Can water utilities overcome the constraints of their operating environment to deliver meaningful change and added value for customers? Hayley Monks, SVP sales at consultancy WNS, reflects on the sentiment and experiences of business leaders at a private dinner hosted in partnership with Utility Week.
There are few other sectors with the same range of challenges and constraints on success as utilities. Here, a powerful combination of regulation and immovable, essential service commitments mean that options to expand the top line or reap efficiency benefits by slicing the bottom line are limited.
Overlay a hostile political and media environment, and growth, profitability and the ability to invest for transformation can seem illusive at best. And yet, across the sector, energy and water companies have their success stories to share. Through diligent work to adapt processes around hard-baked industry frameworks, replace outdated systems and find new ways of engaging and motivating the people that make organisations tick, meaningful business wins have been made.
This context set the tone for discussion at a Utility Week business leaders’ dinner, supported by WNS, before Christmas. At this event we sought to understand where leaders see the real opportunities to make sorely needed efficiency gains and improve customer experience and engagement whilst their options are constrained by regulation, statutory duties and social expectation.
The discussion was lively and interactive but the frustration was palpable. The sector and its employees work hard daily to ensure that homes and businesses have clean, safe water and that waste is removed and managed and yet public opinion of the sector, on the back of very public media attention on Combined Sewer Overflow scandals and the headline-making financial troubles are at an all time low.
Combine this situation with a cost-of-living crisis and the challenge for water companies may seem unconquerable.
AMP8 – a new paradigm
All guests agreed that delivery and performance expectation of AMP8 are going to require something really quite different.
Water companies are going to have to overhaul the way in which they think, interact and engage with their customers. Pressure for change is mounting quickly with the changes Ofwat have made to the licence condition – introducing a new customer-focused licence condition – coming into effect on the 12 February 2024.
The discussion on customer focus continued and how water companies need to proactively engage with their customers. In a commercially competitive sector companies focus on “winning hearts and minds” of prospective and current customers.
“There is considered to be a game changing opportunity to improve customer service interactions, through accurate billing and consistent service levels as well as to enhance water companies knowledge of customers behaviours and needs.” Hayley Monks, WNS
It is a key focus for the Marketing & C-Suite teams. These teams invest in developing and building detailed strategies on how to win prospective customers and retain current customers; something regional monopolies haven’t had to think about in the same way.
But while water companies don’t have to compete for their customers they do need to compete for their support, commitment to the future and help in water management.
In short, investing in a detailed understanding of their customer bases and how to engage with them is going to be key to success in the short, medium and long term.
Technology solutions which can help companies on their way to achieving strategic objectives also gained a lot of airtime during our debate. There is considered to be a game changing opportunity to improve customer service interactions, through accurate billing and consistent service levels as well as to enhance water companies knowledge of customers behaviours and needs.

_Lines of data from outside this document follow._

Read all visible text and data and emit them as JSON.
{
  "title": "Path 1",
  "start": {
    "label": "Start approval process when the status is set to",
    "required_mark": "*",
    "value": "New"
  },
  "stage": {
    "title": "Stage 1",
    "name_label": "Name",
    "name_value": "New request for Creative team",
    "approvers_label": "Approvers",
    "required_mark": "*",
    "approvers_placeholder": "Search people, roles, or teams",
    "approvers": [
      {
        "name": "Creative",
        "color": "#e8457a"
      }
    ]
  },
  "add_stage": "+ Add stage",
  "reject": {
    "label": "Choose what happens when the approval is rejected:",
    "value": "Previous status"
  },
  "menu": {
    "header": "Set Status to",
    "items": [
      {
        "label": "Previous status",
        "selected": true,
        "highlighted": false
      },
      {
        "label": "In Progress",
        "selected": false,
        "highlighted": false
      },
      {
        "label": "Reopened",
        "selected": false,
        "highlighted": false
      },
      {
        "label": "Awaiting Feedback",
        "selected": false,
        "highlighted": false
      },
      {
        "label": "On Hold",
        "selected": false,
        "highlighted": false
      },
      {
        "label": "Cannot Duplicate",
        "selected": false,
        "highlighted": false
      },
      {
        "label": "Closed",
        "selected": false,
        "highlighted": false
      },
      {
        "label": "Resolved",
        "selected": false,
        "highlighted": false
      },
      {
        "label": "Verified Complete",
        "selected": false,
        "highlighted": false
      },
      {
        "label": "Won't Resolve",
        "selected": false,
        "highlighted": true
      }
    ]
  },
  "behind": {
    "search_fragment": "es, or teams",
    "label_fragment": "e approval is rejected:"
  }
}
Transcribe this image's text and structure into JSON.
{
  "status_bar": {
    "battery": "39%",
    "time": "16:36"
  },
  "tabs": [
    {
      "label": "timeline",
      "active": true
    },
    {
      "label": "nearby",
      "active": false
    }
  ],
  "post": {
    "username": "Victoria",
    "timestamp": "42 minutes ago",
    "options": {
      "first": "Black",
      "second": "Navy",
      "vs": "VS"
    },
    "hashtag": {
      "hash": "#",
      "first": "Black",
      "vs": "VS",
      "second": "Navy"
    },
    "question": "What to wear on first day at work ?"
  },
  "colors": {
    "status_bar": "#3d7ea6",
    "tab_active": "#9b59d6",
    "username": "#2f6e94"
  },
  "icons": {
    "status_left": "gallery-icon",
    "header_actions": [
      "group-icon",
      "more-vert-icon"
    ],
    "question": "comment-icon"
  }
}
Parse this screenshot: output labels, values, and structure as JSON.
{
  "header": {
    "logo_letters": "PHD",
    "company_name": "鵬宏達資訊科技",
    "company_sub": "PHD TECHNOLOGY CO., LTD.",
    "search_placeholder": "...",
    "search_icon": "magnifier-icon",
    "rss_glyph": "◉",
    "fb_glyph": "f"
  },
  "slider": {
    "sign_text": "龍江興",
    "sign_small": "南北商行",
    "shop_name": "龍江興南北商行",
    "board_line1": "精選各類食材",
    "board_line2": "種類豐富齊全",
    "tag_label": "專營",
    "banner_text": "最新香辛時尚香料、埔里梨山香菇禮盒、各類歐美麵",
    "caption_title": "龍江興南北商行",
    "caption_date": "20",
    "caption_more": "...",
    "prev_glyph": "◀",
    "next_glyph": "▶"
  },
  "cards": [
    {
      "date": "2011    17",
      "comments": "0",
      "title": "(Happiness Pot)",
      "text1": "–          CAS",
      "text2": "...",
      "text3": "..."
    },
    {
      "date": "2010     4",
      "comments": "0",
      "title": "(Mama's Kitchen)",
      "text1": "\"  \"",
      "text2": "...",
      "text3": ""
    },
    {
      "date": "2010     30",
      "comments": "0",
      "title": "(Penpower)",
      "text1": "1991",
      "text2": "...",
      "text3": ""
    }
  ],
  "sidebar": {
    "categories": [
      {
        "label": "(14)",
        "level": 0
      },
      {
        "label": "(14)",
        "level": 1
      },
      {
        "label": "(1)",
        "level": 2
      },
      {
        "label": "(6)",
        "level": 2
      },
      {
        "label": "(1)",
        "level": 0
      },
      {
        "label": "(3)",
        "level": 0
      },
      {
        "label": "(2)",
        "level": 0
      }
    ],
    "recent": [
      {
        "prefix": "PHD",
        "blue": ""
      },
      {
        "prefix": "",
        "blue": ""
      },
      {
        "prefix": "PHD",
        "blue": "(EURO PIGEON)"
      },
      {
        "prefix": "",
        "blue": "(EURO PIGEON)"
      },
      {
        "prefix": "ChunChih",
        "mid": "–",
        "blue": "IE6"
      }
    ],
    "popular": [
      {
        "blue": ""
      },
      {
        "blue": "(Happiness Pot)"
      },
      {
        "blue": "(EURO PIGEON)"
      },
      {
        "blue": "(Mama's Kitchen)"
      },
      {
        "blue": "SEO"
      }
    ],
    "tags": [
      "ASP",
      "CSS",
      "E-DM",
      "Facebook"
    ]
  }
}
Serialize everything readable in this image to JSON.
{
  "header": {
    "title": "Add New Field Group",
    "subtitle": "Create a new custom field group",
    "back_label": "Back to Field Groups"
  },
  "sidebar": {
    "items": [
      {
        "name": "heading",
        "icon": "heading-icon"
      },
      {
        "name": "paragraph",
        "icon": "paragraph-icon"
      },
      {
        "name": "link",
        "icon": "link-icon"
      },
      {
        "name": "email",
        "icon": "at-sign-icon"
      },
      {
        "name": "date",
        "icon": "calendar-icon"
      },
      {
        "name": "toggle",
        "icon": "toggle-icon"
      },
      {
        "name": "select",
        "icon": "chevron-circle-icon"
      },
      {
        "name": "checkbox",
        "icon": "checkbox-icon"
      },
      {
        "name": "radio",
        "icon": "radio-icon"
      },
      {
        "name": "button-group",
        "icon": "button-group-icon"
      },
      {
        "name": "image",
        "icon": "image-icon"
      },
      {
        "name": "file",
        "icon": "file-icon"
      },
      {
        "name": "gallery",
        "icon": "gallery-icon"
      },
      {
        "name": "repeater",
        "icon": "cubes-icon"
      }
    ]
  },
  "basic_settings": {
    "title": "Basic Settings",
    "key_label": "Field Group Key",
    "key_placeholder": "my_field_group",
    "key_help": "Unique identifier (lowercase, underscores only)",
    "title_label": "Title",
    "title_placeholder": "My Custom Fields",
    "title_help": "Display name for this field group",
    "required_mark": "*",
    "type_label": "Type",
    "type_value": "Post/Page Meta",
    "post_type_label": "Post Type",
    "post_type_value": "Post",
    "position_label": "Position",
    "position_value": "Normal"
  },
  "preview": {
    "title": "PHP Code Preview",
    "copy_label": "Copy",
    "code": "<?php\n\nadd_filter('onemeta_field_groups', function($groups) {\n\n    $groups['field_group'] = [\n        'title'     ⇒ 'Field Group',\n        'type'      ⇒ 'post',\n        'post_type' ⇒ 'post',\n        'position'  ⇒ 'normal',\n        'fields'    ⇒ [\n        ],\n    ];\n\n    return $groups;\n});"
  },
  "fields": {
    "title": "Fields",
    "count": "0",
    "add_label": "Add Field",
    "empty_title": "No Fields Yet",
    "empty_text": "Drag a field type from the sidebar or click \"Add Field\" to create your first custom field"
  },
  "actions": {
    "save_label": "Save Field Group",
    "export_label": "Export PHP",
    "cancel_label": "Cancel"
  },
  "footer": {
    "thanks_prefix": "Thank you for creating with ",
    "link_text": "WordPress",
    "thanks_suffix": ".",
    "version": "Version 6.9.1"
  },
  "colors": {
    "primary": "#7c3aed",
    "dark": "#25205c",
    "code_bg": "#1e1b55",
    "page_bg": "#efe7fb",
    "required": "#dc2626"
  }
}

It was also recognised that technology solutions are not the holy grail of service improvements. Implementing a new billing system may go along way to improving the accuracy of the customer bills and enabled customer interaction management, however ensuring the system is fully integrated across the entire water company ecosystem, water, waste, field operations, and developer services etc is the real game changer.
“We’ve not been used to advertising and standing on a soapbox and shouting about what we do or what needs to be done. It’s never happened. We’ve always thought that that’s not the right way to spend customers money properly…but things are changing.”
Bob Taylor, CEO of Portsmouth Water was among the attendees at this Utility Week-WNS dinner debate where he shared why he feels his company’s adoption of the disruptive technology platform Kraken provides a strong foundation for AMP8 challenges. Read more here.
For those not going for wholesale systems transformation there are opportunities to embrace targeted technology solutions to streamline the customer operations, improve customer experience and help develop capability in the customer facing and field network teams through assisted AI solutions.
Whilst AMP8 presents new focus and opportunities, the conversation returned to the hostile political and media environment, the structure of PR24 and the continued focus on assets, the need to retain and attract investors and off course the need to take the consumer on the journey of the investment required in securing an ongoing clean water supply into the future.
Time to really think differently; if Carlsberg ran water companies….